BEGIN Provided records

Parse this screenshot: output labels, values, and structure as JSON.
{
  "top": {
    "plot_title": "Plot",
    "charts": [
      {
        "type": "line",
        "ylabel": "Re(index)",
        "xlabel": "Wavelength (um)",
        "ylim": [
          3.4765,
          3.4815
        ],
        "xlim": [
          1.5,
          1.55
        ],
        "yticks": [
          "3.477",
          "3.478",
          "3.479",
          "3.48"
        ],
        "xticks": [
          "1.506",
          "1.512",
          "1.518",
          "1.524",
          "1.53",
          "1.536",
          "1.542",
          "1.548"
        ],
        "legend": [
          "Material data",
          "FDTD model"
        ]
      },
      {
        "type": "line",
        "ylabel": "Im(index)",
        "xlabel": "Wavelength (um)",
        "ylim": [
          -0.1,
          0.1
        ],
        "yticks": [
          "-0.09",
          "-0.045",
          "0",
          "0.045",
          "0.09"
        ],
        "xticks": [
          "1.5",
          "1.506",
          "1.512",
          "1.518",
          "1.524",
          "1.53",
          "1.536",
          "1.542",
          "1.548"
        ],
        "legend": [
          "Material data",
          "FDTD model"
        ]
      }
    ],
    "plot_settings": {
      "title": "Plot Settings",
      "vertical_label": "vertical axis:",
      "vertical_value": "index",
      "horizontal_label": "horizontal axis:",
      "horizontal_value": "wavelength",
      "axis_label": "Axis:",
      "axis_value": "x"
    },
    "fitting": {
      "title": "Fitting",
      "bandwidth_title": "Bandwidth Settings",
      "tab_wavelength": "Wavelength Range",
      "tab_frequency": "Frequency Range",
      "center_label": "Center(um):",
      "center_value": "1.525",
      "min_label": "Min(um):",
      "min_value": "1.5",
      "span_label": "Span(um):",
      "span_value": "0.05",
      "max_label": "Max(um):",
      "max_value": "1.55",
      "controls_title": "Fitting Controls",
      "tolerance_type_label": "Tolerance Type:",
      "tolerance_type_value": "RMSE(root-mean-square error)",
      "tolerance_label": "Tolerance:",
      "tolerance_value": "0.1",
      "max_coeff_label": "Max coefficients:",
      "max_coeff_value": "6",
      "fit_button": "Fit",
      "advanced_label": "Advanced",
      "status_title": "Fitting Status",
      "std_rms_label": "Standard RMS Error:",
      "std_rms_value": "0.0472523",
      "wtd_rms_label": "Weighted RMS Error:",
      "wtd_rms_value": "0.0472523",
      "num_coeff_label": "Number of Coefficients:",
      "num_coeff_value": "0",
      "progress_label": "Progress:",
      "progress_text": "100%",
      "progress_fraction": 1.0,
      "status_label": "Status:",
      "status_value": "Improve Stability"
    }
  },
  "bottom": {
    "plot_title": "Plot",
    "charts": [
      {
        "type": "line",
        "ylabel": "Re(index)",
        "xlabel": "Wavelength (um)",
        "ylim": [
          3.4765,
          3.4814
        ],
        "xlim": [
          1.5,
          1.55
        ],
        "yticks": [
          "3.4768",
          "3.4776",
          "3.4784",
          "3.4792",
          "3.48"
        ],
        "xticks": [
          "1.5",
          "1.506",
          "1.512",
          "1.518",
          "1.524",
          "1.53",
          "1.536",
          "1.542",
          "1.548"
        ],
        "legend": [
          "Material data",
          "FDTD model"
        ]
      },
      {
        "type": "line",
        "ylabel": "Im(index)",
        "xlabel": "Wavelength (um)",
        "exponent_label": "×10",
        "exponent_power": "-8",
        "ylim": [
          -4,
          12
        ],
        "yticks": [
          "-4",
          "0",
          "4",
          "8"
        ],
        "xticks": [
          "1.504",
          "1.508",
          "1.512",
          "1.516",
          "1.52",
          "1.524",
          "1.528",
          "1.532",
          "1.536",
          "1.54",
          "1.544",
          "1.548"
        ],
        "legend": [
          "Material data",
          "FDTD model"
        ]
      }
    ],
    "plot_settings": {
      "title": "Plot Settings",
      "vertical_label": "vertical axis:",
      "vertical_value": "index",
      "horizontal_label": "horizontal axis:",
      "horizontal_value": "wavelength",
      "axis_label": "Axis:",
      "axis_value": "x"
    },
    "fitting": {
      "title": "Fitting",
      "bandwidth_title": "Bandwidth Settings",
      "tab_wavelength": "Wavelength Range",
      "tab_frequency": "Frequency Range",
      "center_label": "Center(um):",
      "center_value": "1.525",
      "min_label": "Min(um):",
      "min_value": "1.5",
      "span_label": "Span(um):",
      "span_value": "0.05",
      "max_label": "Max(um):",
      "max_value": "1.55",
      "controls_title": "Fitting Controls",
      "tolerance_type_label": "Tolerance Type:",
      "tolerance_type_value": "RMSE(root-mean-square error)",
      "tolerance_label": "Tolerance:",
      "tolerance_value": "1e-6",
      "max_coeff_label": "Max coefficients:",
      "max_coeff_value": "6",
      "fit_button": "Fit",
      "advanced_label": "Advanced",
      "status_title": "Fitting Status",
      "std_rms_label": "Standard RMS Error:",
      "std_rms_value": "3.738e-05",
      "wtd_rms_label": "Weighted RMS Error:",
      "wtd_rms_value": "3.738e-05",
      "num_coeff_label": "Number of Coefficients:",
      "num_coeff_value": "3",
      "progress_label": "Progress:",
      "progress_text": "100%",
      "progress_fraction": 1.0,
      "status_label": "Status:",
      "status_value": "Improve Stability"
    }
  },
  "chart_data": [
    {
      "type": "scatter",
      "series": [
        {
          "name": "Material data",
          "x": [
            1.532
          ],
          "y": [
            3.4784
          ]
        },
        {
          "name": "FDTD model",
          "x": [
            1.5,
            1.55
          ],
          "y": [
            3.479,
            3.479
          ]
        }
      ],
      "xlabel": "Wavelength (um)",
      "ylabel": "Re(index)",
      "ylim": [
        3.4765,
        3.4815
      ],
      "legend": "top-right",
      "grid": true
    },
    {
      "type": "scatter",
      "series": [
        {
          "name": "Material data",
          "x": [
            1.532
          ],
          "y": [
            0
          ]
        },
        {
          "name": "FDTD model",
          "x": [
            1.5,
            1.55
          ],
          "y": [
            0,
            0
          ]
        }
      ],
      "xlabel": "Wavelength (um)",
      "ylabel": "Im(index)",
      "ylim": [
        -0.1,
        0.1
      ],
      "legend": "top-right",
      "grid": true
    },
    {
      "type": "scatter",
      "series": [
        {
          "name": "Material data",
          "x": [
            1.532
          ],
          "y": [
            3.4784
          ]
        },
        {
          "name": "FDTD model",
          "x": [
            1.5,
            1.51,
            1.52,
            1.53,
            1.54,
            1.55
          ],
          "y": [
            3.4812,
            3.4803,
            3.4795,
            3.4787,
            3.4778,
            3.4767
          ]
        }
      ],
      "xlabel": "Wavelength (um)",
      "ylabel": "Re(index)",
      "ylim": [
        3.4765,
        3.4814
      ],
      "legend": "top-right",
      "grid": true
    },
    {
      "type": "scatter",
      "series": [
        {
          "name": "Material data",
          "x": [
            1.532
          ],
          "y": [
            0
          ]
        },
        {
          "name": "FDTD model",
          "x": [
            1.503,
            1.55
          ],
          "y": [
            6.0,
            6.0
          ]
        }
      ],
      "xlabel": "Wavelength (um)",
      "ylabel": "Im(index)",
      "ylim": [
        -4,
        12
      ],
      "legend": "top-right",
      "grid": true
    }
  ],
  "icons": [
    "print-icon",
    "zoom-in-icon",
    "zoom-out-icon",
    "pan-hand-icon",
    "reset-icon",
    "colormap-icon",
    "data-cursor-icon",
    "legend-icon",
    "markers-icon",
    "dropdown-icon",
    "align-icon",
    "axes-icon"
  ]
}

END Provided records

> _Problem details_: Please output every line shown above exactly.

> _Your response_:
Parse this screenshot: output labels, values, and structure as JSON.
{
  "top": {
    "plot_title": "Plot",
    "charts": [
      {
        "type": "line",
        "ylabel": "Re(index)",
        "xlabel": "Wavelength (um)",
        "ylim": [
          3.4765,
          3.4815
        ],
        "xlim": [
          1.5,
          1.55
        ],
        "yticks": [
          "3.477",
          "3.478",
          "3.479",
          "3.48"
        ],
        "xticks": [
          "1.506",
          "1.512",
          "1.518",
          "1.524",
          "1.53",
          "1.536",
          "1.542",
          "1.548"
        ],
        "legend": [
          "Material data",
          "FDTD model"
        ]
      },
      {
        "type": "line",
        "ylabel": "Im(index)",
        "xlabel": "Wavelength (um)",
        "ylim": [
          -0.1,
          0.1
        ],
        "yticks": [
          "-0.09",
          "-0.045",
          "0",
          "0.045",
          "0.09"
        ],
        "xticks": [
          "1.5",
          "1.506",
          "1.512",
          "1.518",
          "1.524",
          "1.53",
          "1.536",
          "1.542",
          "1.548"
        ],
        "legend": [
          "Material data",
          "FDTD model"
        ]
      }
    ],
    "plot_settings": {
      "title": "Plot Settings",
      "vertical_label": "vertical axis:",
      "vertical_value": "index",
      "horizontal_label": "horizontal axis:",
      "horizontal_value": "wavelength",
      "axis_label": "Axis:",
      "axis_value": "x"
    },
    "fitting": {
      "title": "Fitting",
      "bandwidth_title": "Bandwidth Settings",
      "tab_wavelength": "Wavelength Range",
      "tab_frequency": "Frequency Range",
      "center_label": "Center(um):",
      "center_value": "1.525",
      "min_label": "Min(um):",
      "min_value": "1.5",
      "span_label": "Span(um):",
      "span_value": "0.05",
      "max_label": "Max(um):",
      "max_value": "1.55",
      "controls_title": "Fitting Controls",
      "tolerance_type_label": "Tolerance Type:",
      "tolerance_type_value": "RMSE(root-mean-square error)",
      "tolerance_label": "Tolerance:",
      "tolerance_value": "0.1",
      "max_coeff_label": "Max coefficients:",
      "max_coeff_value": "6",
      "fit_button": "Fit",
      "advanced_label": "Advanced",
      "status_title": "Fitting Status",
      "std_rms_label": "Standard RMS Error:",
      "std_rms_value": "0.0472523",
      "wtd_rms_label": "Weighted RMS Error:",
      "wtd_rms_value": "0.0472523",
      "num_coeff_label": "Number of Coefficients:",
      "num_coeff_value": "0",
      "progress_label": "Progress:",
      "progress_text": "100%",
      "progress_fraction": 1.0,
      "status_label": "Status:",
      "status_value": "Improve Stability"
    }
  },
  "bottom": {
    "plot_title": "Plot",
    "charts": [
      {
        "type": "line",
        "ylabel": "Re(index)",
        "xlabel": "Wavelength (um)",
        "ylim": [
          3.4765,
          3.4814
        ],
        "xlim": [
          1.5,
          1.55
        ],
        "yticks": [
          "3.4768",
          "3.4776",
          "3.4784",
          "3.4792",
          "3.48"
        ],
        "xticks": [
          "1.5",
          "1.506",
          "1.512",
          "1.518",
          "1.524",
          "1.53",
          "1.536",
          "1.542",
          "1.548"
        ],
        "legend": [
          "Material data",
          "FDTD model"
        ]
      },
      {
        "type": "line",
        "ylabel": "Im(index)",
        "xlabel": "Wavelength (um)",
        "exponent_label": "×10",
        "exponent_power": "-8",
        "ylim": [
          -4,
          12
        ],
        "yticks": [
          "-4",
          "0",
          "4",
          "8"
        ],
        "xticks": [
          "1.504",
          "1.508",
          "1.512",
          "1.516",
          "1.52",
          "1.524",
          "1.528",
          "1.532",
          "1.536",
          "1.54",
          "1.544",
          "1.548"
        ],
        "legend": [
          "Material data",
          "FDTD model"
        ]
      }
    ],
    "plot_settings": {
      "title": "Plot Settings",
      "vertical_label": "vertical axis:",
      "vertical_value": "index",
      "horizontal_label": "horizontal axis:",
      "horizontal_value": "wavelength",
      "axis_label": "Axis:",
      "axis_value": "x"
    },
    "fitting": {
      "title": "Fitting",
      "bandwidth_title": "Bandwidth Settings",
      "tab_wavelength": "Wavelength Range",
      "tab_frequency": "Frequency Range",
      "center_label": "Center(um):",
      "center_value": "1.525",
      "min_label": "Min(um):",
      "min_value": "1.5",
      "span_label": "Span(um):",
      "span_value": "0.05",
      "max_label": "Max(um):",
      "max_value": "1.55",
      "controls_title": "Fitting Controls",
      "tolerance_type_label": "Tolerance Type:",
      "tolerance_type_value": "RMSE(root-mean-square error)",
      "tolerance_label": "Tolerance:",
      "tolerance_value": "1e-6",
      "max_coeff_label": "Max coefficients:",
      "max_coeff_value": "6",
      "fit_button": "Fit",
      "advanced_label": "Advanced",
      "status_title": "Fitting Status",
      "std_rms_label": "Standard RMS Error:",
      "std_rms_value": "3.738e-05",
      "wtd_rms_label": "Weighted RMS Error:",
      "wtd_rms_value": "3.738e-05",
      "num_coeff_label": "Number of Coefficients:",
      "num_coeff_value": "3",
      "progress_label": "Progress:",
      "progress_text": "100%",
      "progress_fraction": 1.0,
      "status_label": "Status:",
      "status_value": "Improve Stability"
    }
  },
  "chart_data": [
    {
      "type": "scatter",
      "series": [
        {
          "name": "Material data",
          "x": [
            1.532
          ],
          "y": [
            3.4784
          ]
        },
        {
          "name": "FDTD model",
          "x": [
            1.5,
            1.55
          ],
          "y": [
            3.479,
            3.479
          ]
        }
      ],
      "xlabel": "Wavelength (um)",
      "ylabel": "Re(index)",
      "ylim": [
        3.4765,
        3.4815
      ],
      "legend": "top-right",
      "grid": true
    },
    {
      "type": "scatter",
      "series": [
        {
          "name": "Material data",
          "x": [
            1.532
          ],
          "y": [
            0
          ]
        },
        {
          "name": "FDTD model",
          "x": [
            1.5,
            1.55
          ],
          "y": [
            0,
            0
          ]
        }
      ],
      "xlabel": "Wavelength (um)",
      "ylabel": "Im(index)",
      "ylim": [
        -0.1,
        0.1
      ],
      "legend": "top-right",
      "grid": true
    },
    {
      "type": "scatter",
      "series": [
        {
          "name": "Material data",
          "x": [
            1.532
          ],
          "y": [
            3.4784
          ]
        },
        {
          "name": "FDTD model",
          "x": [
            1.5,
            1.51,
            1.52,
            1.53,
            1.54,
            1.55
          ],
          "y": [
            3.4812,
            3.4803,
            3.4795,
            3.4787,
            3.4778,
            3.4767
          ]
        }
      ],
      "xlabel": "Wavelength (um)",
      "ylabel": "Re(index)",
      "ylim": [
        3.4765,
        3.4814
      ],
      "legend": "top-right",
      "grid": true
    },
    {
      "type": "scatter",
      "series": [
        {
          "name": "Material data",
          "x": [
            1.532
          ],
          "y": [
            0
          ]
        },
        {
          "name": "FDTD model",
          "x": [
            1.503,
            1.55
          ],
          "y": [
            6.0,
            6.0
          ]
        }
      ],
      "xlabel": "Wavelength (um)",
      "ylabel": "Im(index)",
      "ylim": [
        -4,
        12
      ],
      "legend": "top-right",
      "grid": true
    }
  ],
  "icons": [
    "print-icon",
    "zoom-in-icon",
    "zoom-out-icon",
    "pan-hand-icon",
    "reset-icon",
    "colormap-icon",
    "data-cursor-icon",
    "legend-icon",
    "markers-icon",
    "dropdown-icon",
    "align-icon",
    "axes-icon"
  ]
}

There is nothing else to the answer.